What is Trauma?
A difficult and disturbing life event, outside of your control, that leaves a lasting impact.
Types of Trauma
We typically think of traumas as disastrous life altering events such as natural disasters, car wrecks, violence, crime, abuse, or war. But trauma can also include any disturbing event or events outside of your control such as medical diagnosis, childbirth, humiliation, bullying, and living or working in a chaotic environment to name a few. We ALL experience traumas at some points in our lives and they come in many forms.
- Acute trauma – A single disturbing event that involves one trauma
- such as a house fire, or single incident of abuse.
- Chronic trauma – Multiple or repetitive negative events
- such as community violence or bullying.
- Complex trauma – Multiple or repetitive disturbing experiences most often of an interpersonal nature.
- such as ongoing abuse or neglect in a household. Complex Trauma typically reflects an environment where chaos is almost always present.
- Secondary Trauma – Occurs from knowing about a traumatizing event experienced by someone with whom you are in a close relationship, coupled with the stress from helping or wanting to help.
- such as a child experiencing medical trauma.
- Vicarious Trauma – Occurs when there is indirect exposure to a traumatic event
- such as hearing about traumas of others on the news or working with populations that experience many traumas.
What Are The Symptoms of Trauma?
- Shock or denial
- Anger, irritability, mood swings
- Fear, worry
- Guilt, shame, self-blame
- Feelings of powerlessness
- Feelings of inadequacy
- Ulcers or intestinal problems,
- Muscle tension or general aches and pains
- Chronic headaches
- Unexplained medical ailments
- Sleep changes
- Eating changes
- Concentration difficulties
- Reactionary cycle of fight, flight, freeze or fawn
Psychological Effects of Trauma
- Substance abuse
- Suicidal ideation
- Flashbacks, intrusive memories and nighmares
Relational Effects of Trauma
- Fear of betrayal
- Inability to trust self or others
- Pushing away close relationships
- Self distrust
- Creating conflict
When you experience trauma, your brain wants to process and make sense of the event but human nature typically causes us to push reminders and memories out of our minds in order to function in day to day life.
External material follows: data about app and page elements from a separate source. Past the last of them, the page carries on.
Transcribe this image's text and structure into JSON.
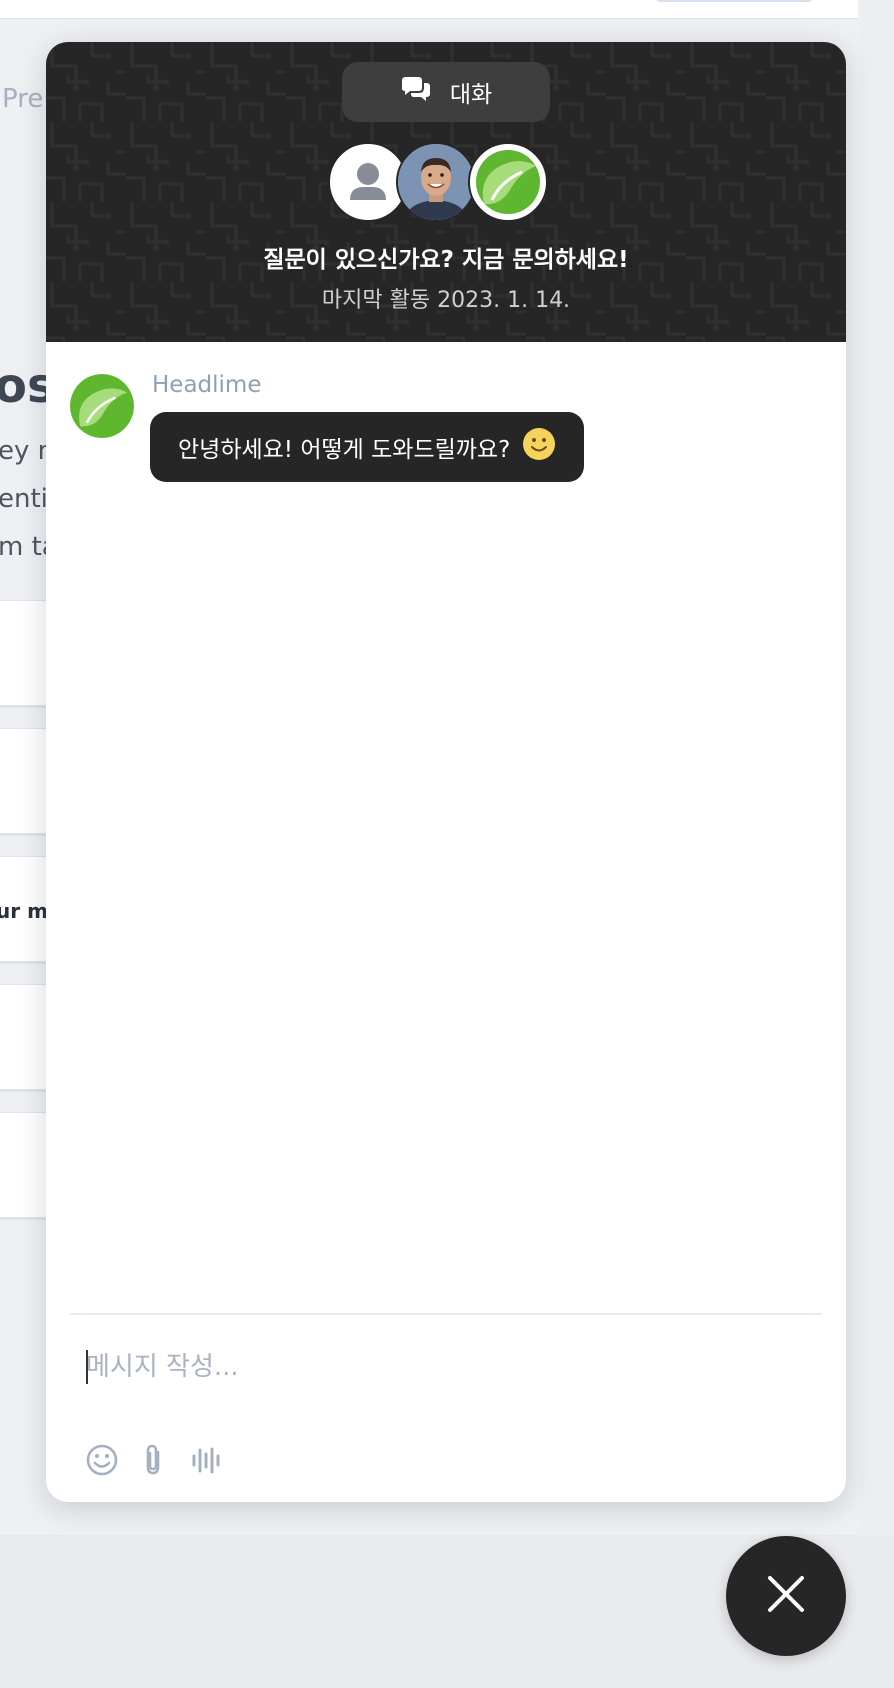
{
  "background": {
    "partial_pre": "Pre",
    "partial_heading": "osi",
    "partial_lines": [
      "ey n",
      "entic",
      "m ta"
    ],
    "partial_card_text": "ur ma"
  },
  "chat": {
    "tab_label": "대화",
    "headline": "질문이 있으신가요? 지금 문의하세요!",
    "last_active": "마지막 활동 2023. 1. 14.",
    "messages": [
      {
        "sender": "Headlime",
        "text": "안녕하세요! 어떻게 도와드릴까요?",
        "emoji": "🙂"
      }
    ],
    "composer": {
      "placeholder": "메시지 작성..."
    },
    "colors": {
      "header_bg": "#262626",
      "bubble_bg": "#262626",
      "accent_green": "#5fb62f"
    },
    "icons": [
      "chat-bubbles-icon",
      "emoji-icon",
      "attachment-icon",
      "voice-icon",
      "close-icon"
    ]
  }
}
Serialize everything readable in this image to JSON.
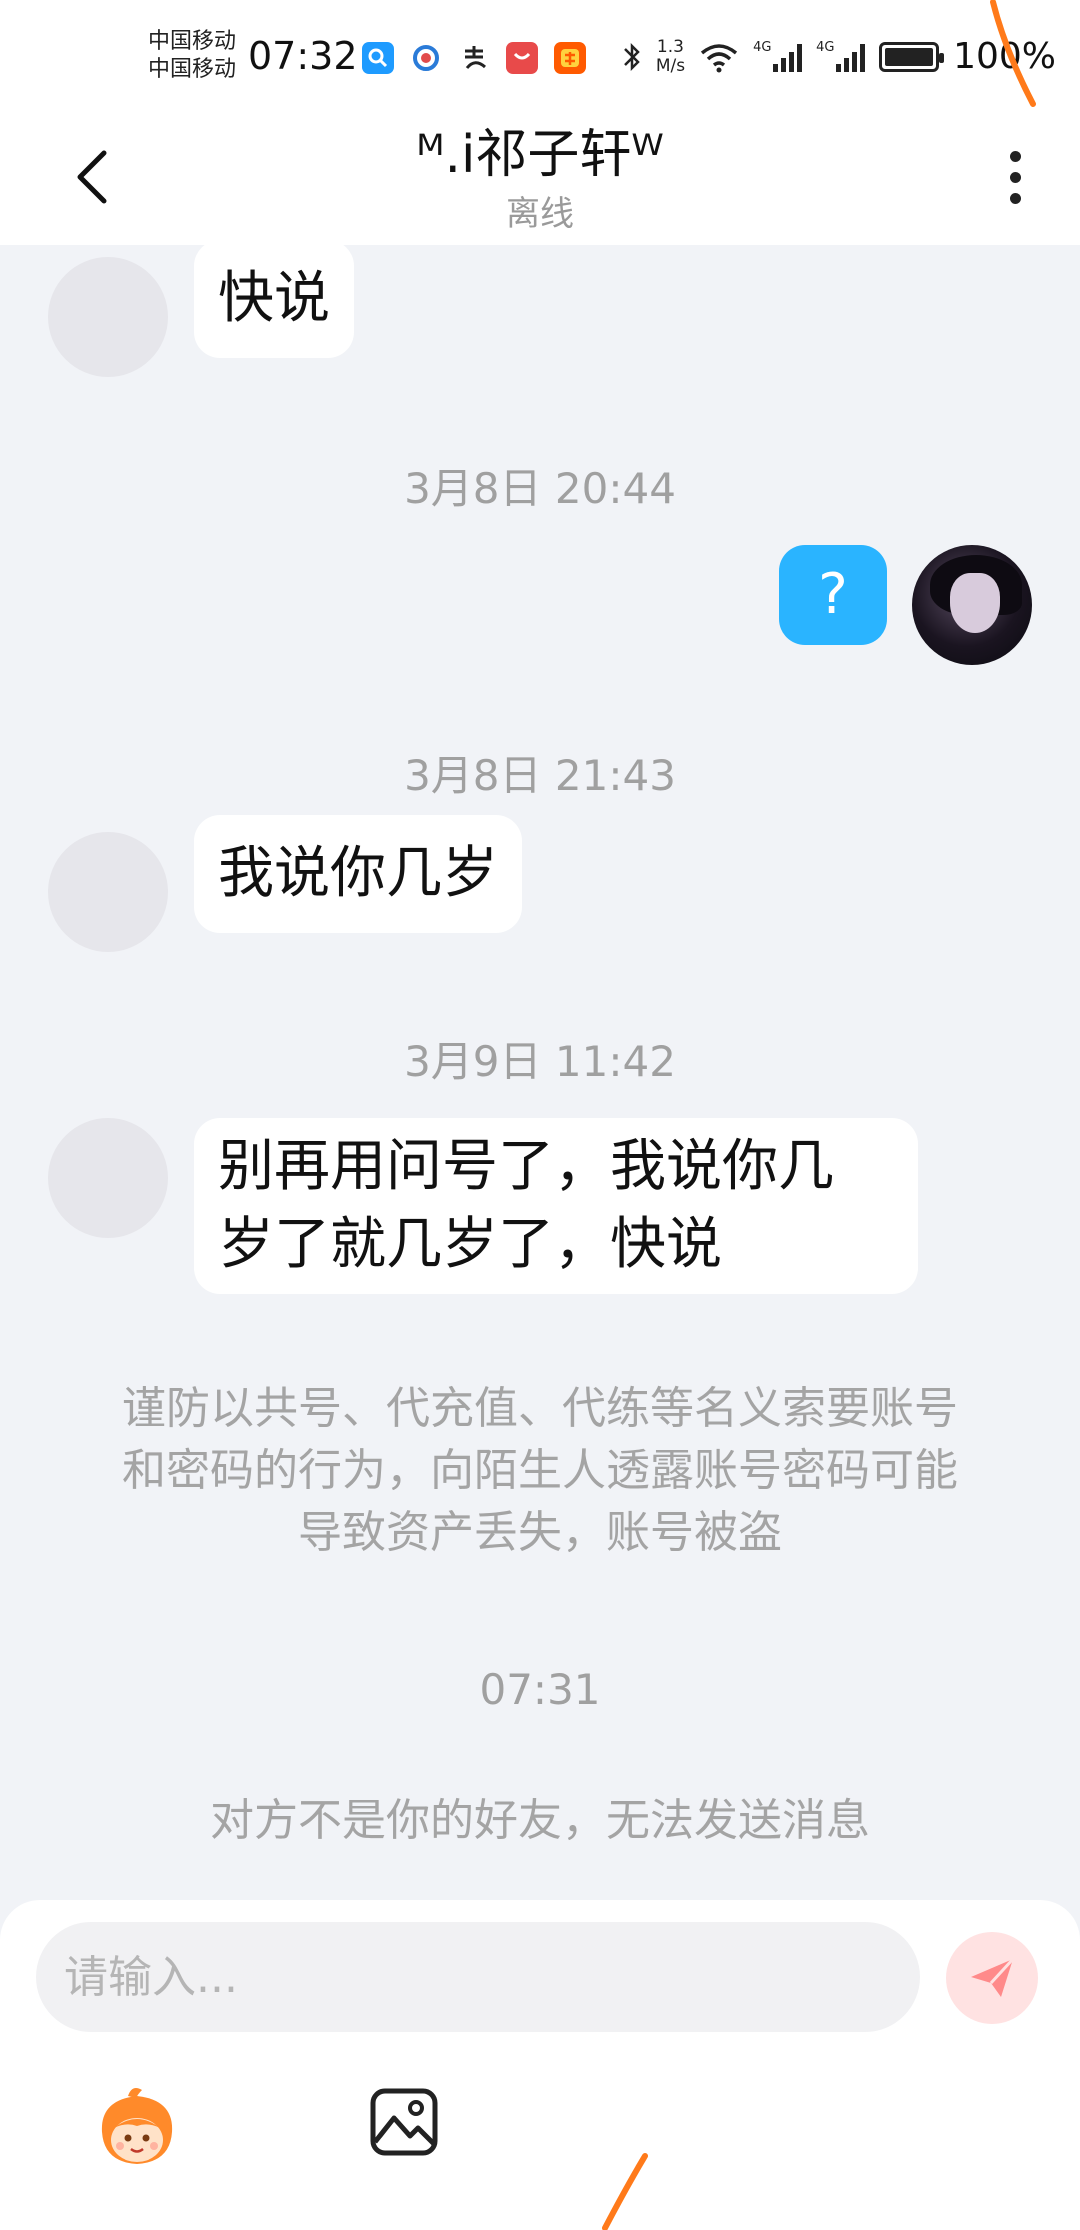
{
  "status_bar": {
    "carrier_1": "中国移动",
    "carrier_2": "中国移动",
    "time": "07:32",
    "net_speed_value": "1.3",
    "net_speed_unit": "M/s",
    "network_1": "4G",
    "network_2": "4G",
    "battery": "100%",
    "apps": [
      "search-app-icon",
      "photo-app-icon",
      "alipay-icon",
      "huawei-store-icon",
      "taobao-icon"
    ]
  },
  "header": {
    "title": "ᴹ.i祁子轩ᵂ",
    "subtitle": "离线"
  },
  "messages": [
    {
      "type": "received",
      "text": "快说"
    },
    {
      "type": "timestamp",
      "text": "3月8日 20:44"
    },
    {
      "type": "sent",
      "text": "?"
    },
    {
      "type": "timestamp",
      "text": "3月8日 21:43"
    },
    {
      "type": "received",
      "text": "我说你几岁"
    },
    {
      "type": "timestamp",
      "text": "3月9日 11:42"
    },
    {
      "type": "received",
      "line_1": "别再用问号了，我说你几",
      "line_2": "岁了就几岁了，快说"
    },
    {
      "type": "notice",
      "line_1": "谨防以共号、代充值、代练等名义索要账号",
      "line_2": "和密码的行为，向陌生人透露账号密码可能",
      "line_3": "导致资产丢失，账号被盗"
    },
    {
      "type": "timestamp",
      "text": "07:31"
    },
    {
      "type": "notice",
      "text": "对方不是你的好友，无法发送消息"
    }
  ],
  "composer": {
    "placeholder": "请输入...",
    "send_icon": "paper-plane-icon",
    "emoji_icon": "emoji-mascot-icon",
    "image_icon": "image-icon"
  },
  "colors": {
    "accent_sent_bubble": "#2ab4ff",
    "chat_background": "#f1f3f7",
    "send_button_bg": "#ffe2e2",
    "send_icon": "#ff6b6b"
  }
}
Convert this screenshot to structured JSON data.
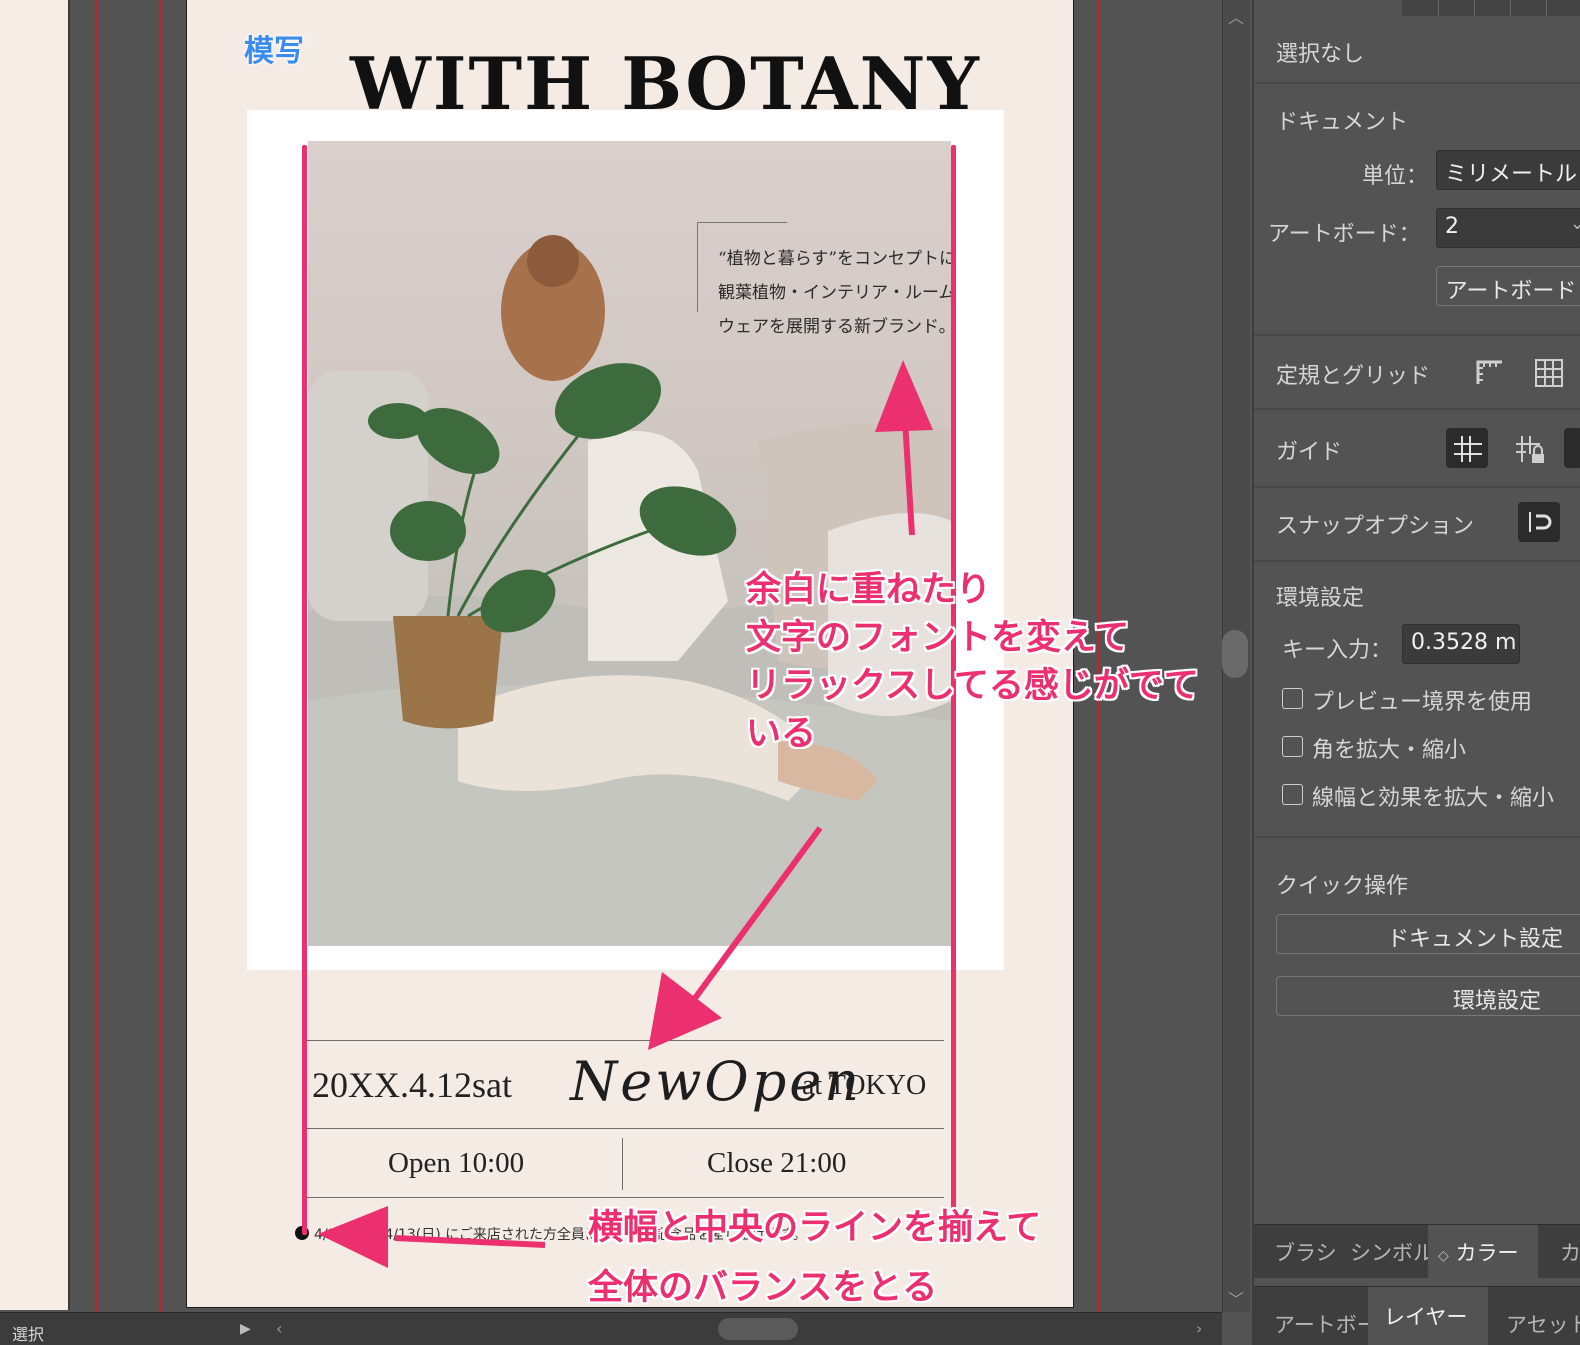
{
  "canvas": {
    "badge": "模写",
    "brand_title": "WITH BOTANY",
    "concept_lines": [
      "“植物と暮らす”をコンセプトに",
      "観葉植物・インテリア・ルーム",
      "ウェアを展開する新ブランド。"
    ],
    "date": "20XX.4.12sat",
    "new_open": "NewOpen",
    "location": "at TOKYO",
    "open_time": "Open 10:00",
    "close_time": "Close 21:00",
    "notice": "4/12(土)〜4/13(日) にご来店された方全員にオープン記念品を差し上げます。",
    "annotations": {
      "relax": [
        "余白に重ねたり",
        "文字のフォントを変えて",
        "リラックスしてる感じがでて",
        "いる"
      ],
      "balance": [
        "横幅と中央のラインを揃えて",
        "全体のバランスをとる"
      ]
    }
  },
  "statusbar": {
    "tool": "選択"
  },
  "panel": {
    "selection": "選択なし",
    "document_heading": "ドキュメント",
    "unit_label": "単位：",
    "unit_value": "ミリメートル",
    "artboard_label": "アートボード：",
    "artboard_value": "2",
    "artboard_button": "アートボード",
    "rulers_grids": "定規とグリッド",
    "guides": "ガイド",
    "snap_options": "スナップオプション",
    "preferences": "環境設定",
    "key_input_label": "キー入力：",
    "key_input_value": "0.3528 m",
    "checkboxes": [
      "プレビュー境界を使用",
      "角を拡大・縮小",
      "線幅と効果を拡大・縮小"
    ],
    "quick_actions": "クイック操作",
    "doc_setup_button": "ドキュメント設定",
    "prefs_button": "環境設定",
    "tabs_row1": [
      "ブラシ",
      "シンボル",
      "カラー",
      "カ"
    ],
    "tabs_row2": [
      "アートボード",
      "レイヤー",
      "アセット"
    ]
  },
  "colors": {
    "accent_pink": "#ec2f6f",
    "badge_blue": "#3b8cec",
    "guide_red": "#c8202a",
    "artboard_bg": "#f4ebe5"
  }
}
The juxtaposition of our brain trying to process, while we push back and try to forget can cause the symptoms listed above. Opening up yourself to therapy- a safe space where you allow your brain the processing its looking for- can reduce trauma symptoms and allow much needed relief.
I am also trained in providing EMDR therapy. EMDR is a very effective intervention recognized as an effective form of trauma treatment by the American Psychiatric Association, Department of Veterans Affairs and Department of Defense, the Substance Abuse and Mental Health Services Administration, and the World Health Organization. In short, I use EMDR because it works.
For a more detailed description of the eight phases of EMDR therapy, read our article HERE